§ **Work task**: Go through the lines below and copy each one that holds the string "JSON".

━━ Data

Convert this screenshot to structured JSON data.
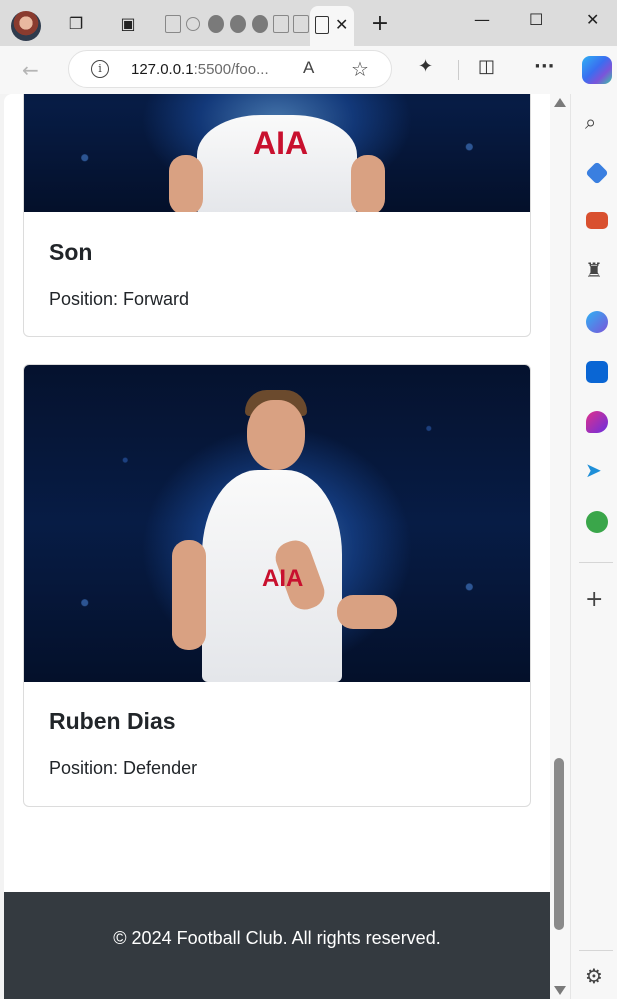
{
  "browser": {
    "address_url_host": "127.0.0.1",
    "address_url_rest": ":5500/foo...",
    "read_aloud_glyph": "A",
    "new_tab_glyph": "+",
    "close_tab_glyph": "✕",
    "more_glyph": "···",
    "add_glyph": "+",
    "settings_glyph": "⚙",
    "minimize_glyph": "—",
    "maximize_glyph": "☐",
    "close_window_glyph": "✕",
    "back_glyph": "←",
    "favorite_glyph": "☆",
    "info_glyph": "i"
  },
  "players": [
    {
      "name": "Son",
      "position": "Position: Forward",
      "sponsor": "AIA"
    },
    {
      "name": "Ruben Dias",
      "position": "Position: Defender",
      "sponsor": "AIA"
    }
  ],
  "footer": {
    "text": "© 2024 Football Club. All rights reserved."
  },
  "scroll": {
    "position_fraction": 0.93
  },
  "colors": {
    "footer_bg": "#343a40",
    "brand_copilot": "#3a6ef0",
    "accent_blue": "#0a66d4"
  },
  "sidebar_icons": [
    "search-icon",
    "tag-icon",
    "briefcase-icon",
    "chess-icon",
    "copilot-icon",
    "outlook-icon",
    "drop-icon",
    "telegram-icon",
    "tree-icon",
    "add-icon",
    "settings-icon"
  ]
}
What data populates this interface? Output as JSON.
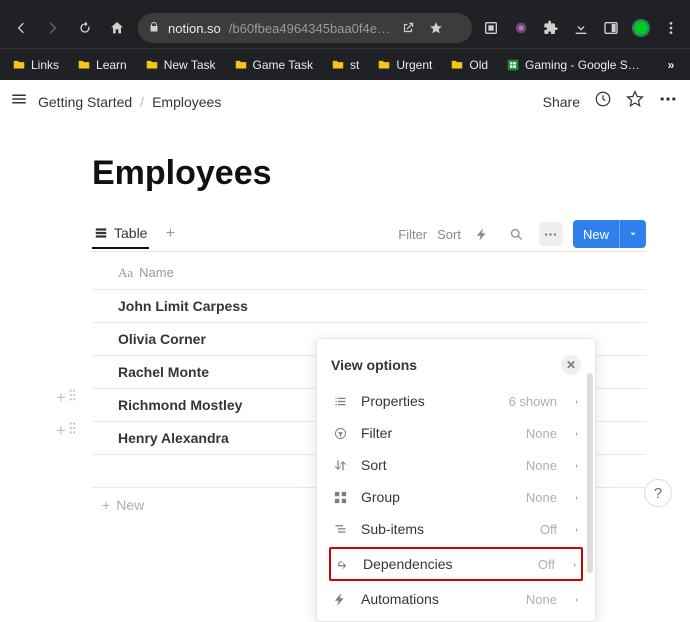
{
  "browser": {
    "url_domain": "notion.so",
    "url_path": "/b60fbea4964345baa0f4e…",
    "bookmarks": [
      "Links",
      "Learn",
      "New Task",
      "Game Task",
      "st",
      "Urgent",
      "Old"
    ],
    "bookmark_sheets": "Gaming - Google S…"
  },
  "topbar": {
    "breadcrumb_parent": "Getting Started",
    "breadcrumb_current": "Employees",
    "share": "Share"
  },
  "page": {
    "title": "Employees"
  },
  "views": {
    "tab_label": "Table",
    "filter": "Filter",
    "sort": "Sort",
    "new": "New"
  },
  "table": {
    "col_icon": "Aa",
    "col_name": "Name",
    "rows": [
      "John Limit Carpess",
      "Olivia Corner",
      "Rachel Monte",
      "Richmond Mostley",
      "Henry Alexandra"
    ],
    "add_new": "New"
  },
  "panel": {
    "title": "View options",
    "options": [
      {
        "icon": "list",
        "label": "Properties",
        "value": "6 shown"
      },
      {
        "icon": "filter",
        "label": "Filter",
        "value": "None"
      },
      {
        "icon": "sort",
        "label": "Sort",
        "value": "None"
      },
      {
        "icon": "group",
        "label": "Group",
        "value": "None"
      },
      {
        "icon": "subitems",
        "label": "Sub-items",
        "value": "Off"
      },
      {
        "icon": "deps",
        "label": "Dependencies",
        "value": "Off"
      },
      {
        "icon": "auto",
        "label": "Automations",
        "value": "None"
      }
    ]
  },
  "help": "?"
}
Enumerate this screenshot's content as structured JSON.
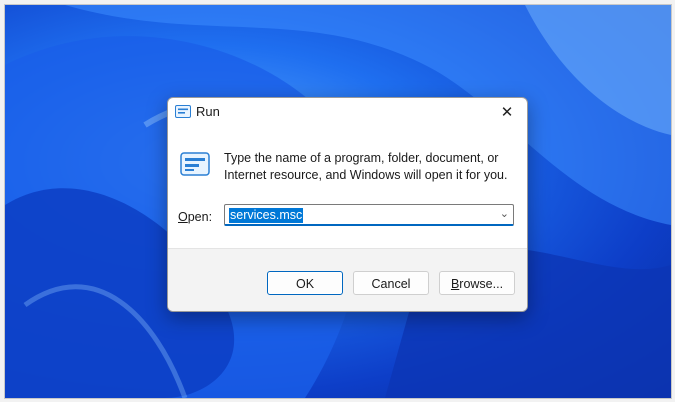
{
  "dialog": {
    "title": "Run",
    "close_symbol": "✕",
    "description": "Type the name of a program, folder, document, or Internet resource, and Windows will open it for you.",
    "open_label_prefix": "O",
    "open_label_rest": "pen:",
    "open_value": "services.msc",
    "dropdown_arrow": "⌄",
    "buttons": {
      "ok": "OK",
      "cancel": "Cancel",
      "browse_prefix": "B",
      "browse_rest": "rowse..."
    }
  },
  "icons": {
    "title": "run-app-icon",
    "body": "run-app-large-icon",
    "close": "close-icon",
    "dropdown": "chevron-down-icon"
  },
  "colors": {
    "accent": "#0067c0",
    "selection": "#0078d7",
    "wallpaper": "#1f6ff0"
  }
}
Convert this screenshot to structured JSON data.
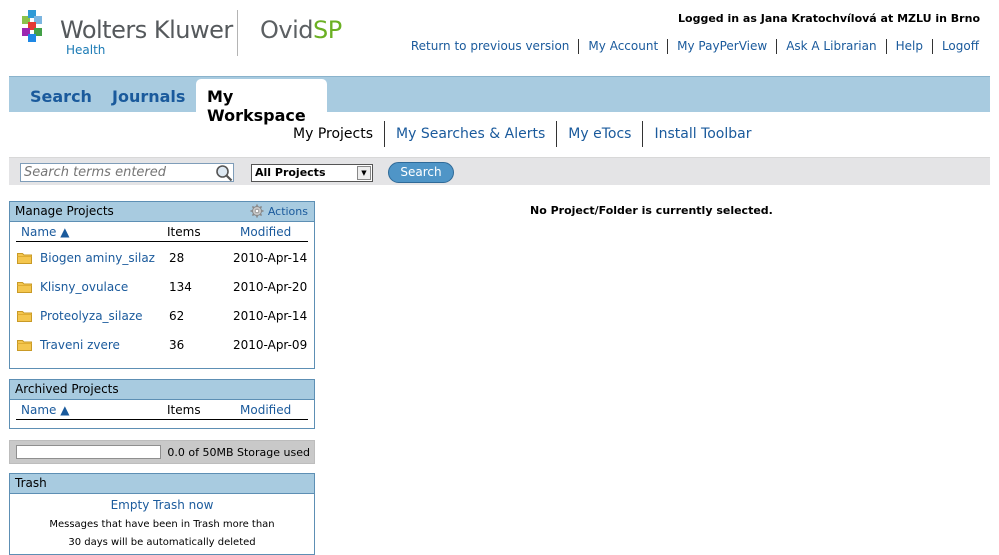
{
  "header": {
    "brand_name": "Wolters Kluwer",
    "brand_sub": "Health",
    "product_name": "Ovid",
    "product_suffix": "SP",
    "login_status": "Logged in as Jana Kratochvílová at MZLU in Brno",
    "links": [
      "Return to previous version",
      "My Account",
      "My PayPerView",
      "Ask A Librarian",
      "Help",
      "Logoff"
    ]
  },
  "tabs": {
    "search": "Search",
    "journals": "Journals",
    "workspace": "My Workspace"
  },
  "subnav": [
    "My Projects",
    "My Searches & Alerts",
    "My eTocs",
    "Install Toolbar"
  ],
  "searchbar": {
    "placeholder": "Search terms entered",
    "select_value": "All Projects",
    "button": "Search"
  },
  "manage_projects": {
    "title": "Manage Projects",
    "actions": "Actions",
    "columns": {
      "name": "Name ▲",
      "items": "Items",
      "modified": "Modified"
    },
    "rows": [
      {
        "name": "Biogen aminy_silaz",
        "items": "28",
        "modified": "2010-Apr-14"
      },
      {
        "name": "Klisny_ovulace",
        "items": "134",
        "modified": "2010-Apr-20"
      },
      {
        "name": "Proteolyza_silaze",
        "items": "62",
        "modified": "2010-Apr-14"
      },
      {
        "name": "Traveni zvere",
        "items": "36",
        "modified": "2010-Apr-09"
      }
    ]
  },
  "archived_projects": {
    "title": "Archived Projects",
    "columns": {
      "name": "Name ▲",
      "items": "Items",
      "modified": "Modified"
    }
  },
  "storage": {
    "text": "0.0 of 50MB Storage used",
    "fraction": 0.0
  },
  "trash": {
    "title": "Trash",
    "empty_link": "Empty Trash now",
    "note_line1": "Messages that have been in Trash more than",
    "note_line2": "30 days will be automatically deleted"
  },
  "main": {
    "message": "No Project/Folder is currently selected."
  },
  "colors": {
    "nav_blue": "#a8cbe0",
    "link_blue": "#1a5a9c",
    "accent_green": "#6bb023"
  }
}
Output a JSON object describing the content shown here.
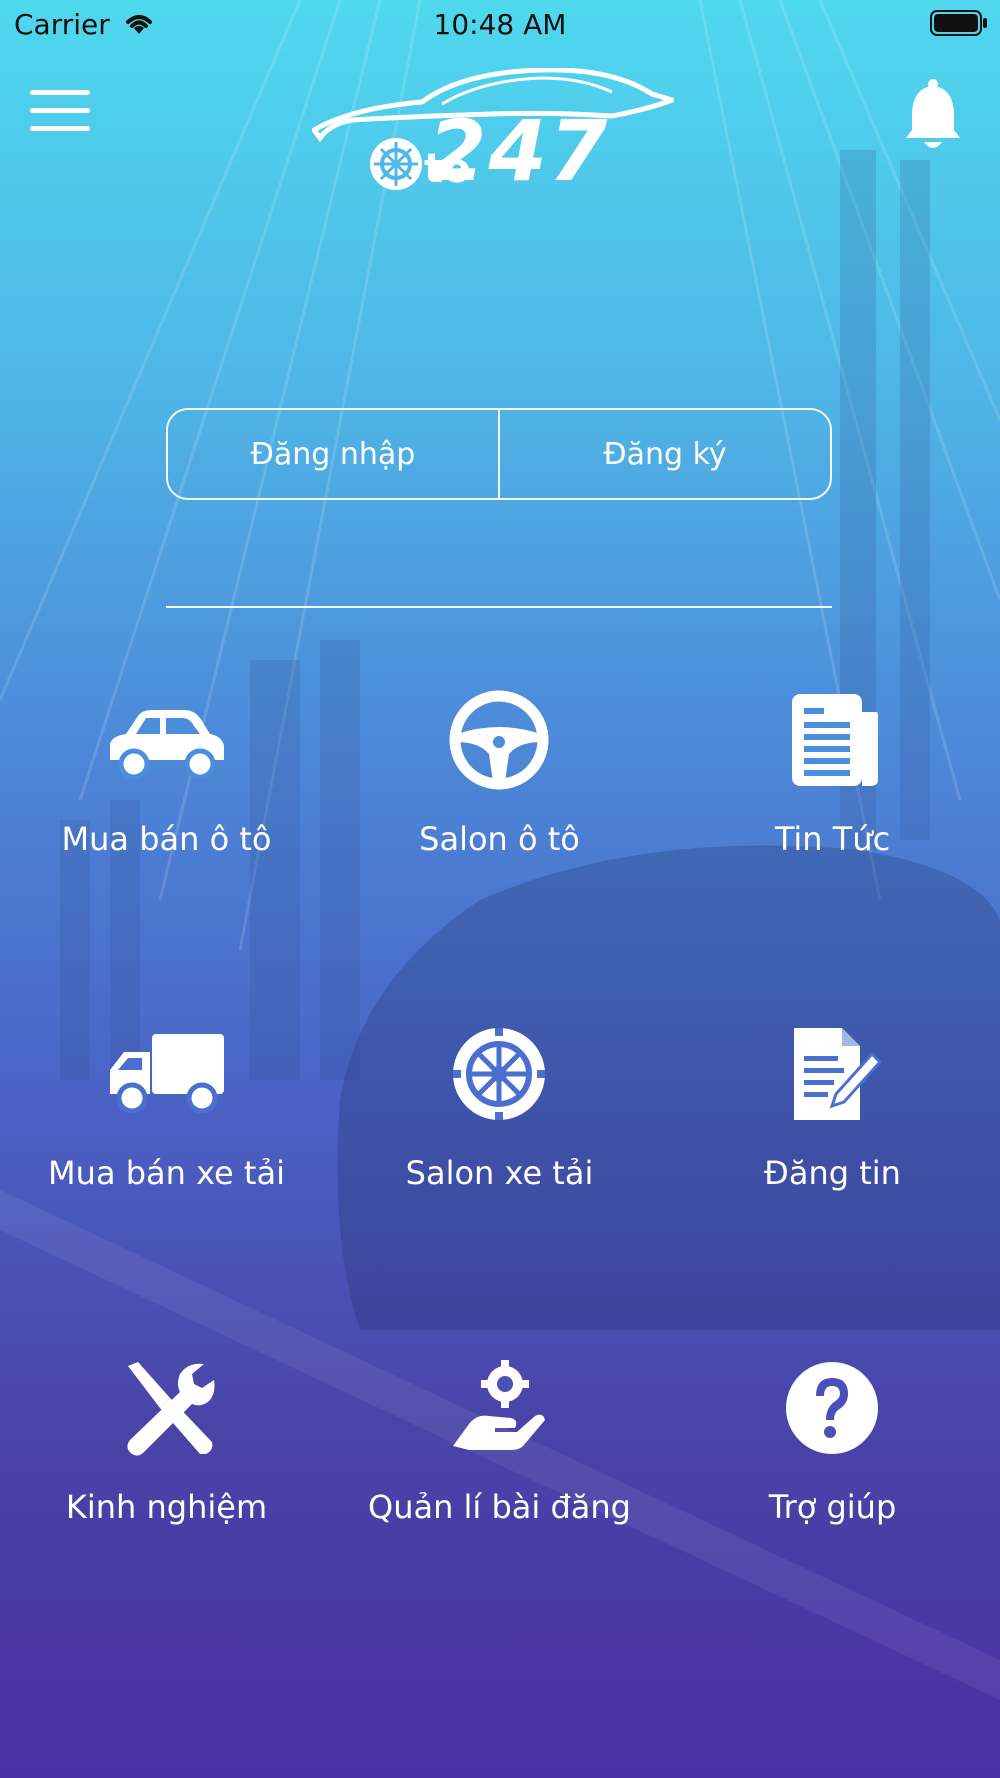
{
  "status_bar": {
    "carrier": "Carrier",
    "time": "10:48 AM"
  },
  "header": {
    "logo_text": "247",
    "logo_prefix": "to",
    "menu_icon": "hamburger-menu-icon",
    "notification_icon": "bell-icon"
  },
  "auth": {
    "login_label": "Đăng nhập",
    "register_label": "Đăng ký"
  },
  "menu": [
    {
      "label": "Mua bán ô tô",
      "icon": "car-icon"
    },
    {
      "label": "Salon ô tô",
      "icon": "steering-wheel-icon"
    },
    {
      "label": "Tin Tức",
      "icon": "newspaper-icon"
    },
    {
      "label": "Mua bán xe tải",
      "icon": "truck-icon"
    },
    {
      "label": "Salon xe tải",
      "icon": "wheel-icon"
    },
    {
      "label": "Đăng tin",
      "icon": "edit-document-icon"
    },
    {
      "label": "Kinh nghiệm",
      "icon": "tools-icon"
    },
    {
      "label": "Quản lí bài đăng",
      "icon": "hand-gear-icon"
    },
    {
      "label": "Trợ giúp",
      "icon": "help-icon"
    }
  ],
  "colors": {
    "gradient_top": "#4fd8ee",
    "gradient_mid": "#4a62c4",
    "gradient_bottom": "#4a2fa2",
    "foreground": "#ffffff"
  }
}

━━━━

§ **Output of the task**:
Convert this screenshot to structured JSON data.
What data populates this interface? Output as JSON.
Enumerate this screenshot's content as structured JSON.
Convert this screenshot to structured JSON data.
Output a JSON object describing the content shown here.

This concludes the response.